Make an exact copy of the lines below.

** Data about app and page elements **
· · · · · · ·
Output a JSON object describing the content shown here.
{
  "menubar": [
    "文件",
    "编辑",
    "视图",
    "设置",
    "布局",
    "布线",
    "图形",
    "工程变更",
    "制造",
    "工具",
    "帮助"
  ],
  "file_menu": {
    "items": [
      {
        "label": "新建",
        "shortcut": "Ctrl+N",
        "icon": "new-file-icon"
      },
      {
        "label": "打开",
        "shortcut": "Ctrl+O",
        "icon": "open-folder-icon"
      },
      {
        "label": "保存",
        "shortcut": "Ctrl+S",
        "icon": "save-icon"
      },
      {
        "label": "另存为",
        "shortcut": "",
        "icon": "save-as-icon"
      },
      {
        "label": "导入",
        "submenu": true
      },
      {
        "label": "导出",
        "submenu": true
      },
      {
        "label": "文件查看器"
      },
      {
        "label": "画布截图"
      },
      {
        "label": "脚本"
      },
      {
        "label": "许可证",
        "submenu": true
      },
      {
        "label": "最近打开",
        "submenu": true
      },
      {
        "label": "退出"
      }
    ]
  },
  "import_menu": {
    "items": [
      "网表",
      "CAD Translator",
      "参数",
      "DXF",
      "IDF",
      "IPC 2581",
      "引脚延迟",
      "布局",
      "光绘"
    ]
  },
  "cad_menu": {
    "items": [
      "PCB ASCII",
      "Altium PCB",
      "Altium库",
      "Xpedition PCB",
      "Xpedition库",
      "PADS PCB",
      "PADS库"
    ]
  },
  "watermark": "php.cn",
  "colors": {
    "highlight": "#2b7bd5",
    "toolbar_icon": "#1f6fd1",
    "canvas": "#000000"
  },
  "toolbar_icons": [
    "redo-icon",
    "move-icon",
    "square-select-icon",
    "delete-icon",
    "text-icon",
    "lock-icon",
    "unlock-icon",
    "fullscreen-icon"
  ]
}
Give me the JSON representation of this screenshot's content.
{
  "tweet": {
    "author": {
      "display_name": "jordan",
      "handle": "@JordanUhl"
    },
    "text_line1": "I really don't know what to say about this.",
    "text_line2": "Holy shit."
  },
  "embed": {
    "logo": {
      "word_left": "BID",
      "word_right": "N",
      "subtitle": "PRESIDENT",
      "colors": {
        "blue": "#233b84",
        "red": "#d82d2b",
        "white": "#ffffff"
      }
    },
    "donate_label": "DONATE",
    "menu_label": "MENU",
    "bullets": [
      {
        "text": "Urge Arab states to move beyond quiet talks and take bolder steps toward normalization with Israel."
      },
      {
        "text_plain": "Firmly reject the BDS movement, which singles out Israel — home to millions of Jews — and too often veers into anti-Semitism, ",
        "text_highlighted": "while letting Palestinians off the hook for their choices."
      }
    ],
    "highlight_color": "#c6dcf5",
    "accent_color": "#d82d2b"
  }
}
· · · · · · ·
** Solution to the exercise **
Output a JSON object describing the content shown here.
{
  "menubar": [
    "文件",
    "编辑",
    "视图",
    "设置",
    "布局",
    "布线",
    "图形",
    "工程变更",
    "制造",
    "工具",
    "帮助"
  ],
  "file_menu": {
    "items": [
      {
        "label": "新建",
        "shortcut": "Ctrl+N",
        "icon": "new-file-icon"
      },
      {
        "label": "打开",
        "shortcut": "Ctrl+O",
        "icon": "open-folder-icon"
      },
      {
        "label": "保存",
        "shortcut": "Ctrl+S",
        "icon": "save-icon"
      },
      {
        "label": "另存为",
        "shortcut": "",
        "icon": "save-as-icon"
      },
      {
        "label": "导入",
        "submenu": true
      },
      {
        "label": "导出",
        "submenu": true
      },
      {
        "label": "文件查看器"
      },
      {
        "label": "画布截图"
      },
      {
        "label": "脚本"
      },
      {
        "label": "许可证",
        "submenu": true
      },
      {
        "label": "最近打开",
        "submenu": true
      },
      {
        "label": "退出"
      }
    ]
  },
  "import_menu": {
    "items": [
      "网表",
      "CAD Translator",
      "参数",
      "DXF",
      "IDF",
      "IPC 2581",
      "引脚延迟",
      "布局",
      "光绘"
    ]
  },
  "cad_menu": {
    "items": [
      "PCB ASCII",
      "Altium PCB",
      "Altium库",
      "Xpedition PCB",
      "Xpedition库",
      "PADS PCB",
      "PADS库"
    ]
  },
  "watermark": "php.cn",
  "colors": {
    "highlight": "#2b7bd5",
    "toolbar_icon": "#1f6fd1",
    "canvas": "#000000"
  },
  "toolbar_icons": [
    "redo-icon",
    "move-icon",
    "square-select-icon",
    "delete-icon",
    "text-icon",
    "lock-icon",
    "unlock-icon",
    "fullscreen-icon"
  ]
}
Give me the JSON representation of this screenshot's content.
{
  "tweet": {
    "author": {
      "display_name": "jordan",
      "handle": "@JordanUhl"
    },
    "text_line1": "I really don't know what to say about this.",
    "text_line2": "Holy shit."
  },
  "embed": {
    "logo": {
      "word_left": "BID",
      "word_right": "N",
      "subtitle": "PRESIDENT",
      "colors": {
        "blue": "#233b84",
        "red": "#d82d2b",
        "white": "#ffffff"
      }
    },
    "donate_label": "DONATE",
    "menu_label": "MENU",
    "bullets": [
      {
        "text": "Urge Arab states to move beyond quiet talks and take bolder steps toward normalization with Israel."
      },
      {
        "text_plain": "Firmly reject the BDS movement, which singles out Israel — home to millions of Jews — and too often veers into anti-Semitism, ",
        "text_highlighted": "while letting Palestinians off the hook for their choices."
      }
    ],
    "highlight_color": "#c6dcf5",
    "accent_color": "#d82d2b"
  }
}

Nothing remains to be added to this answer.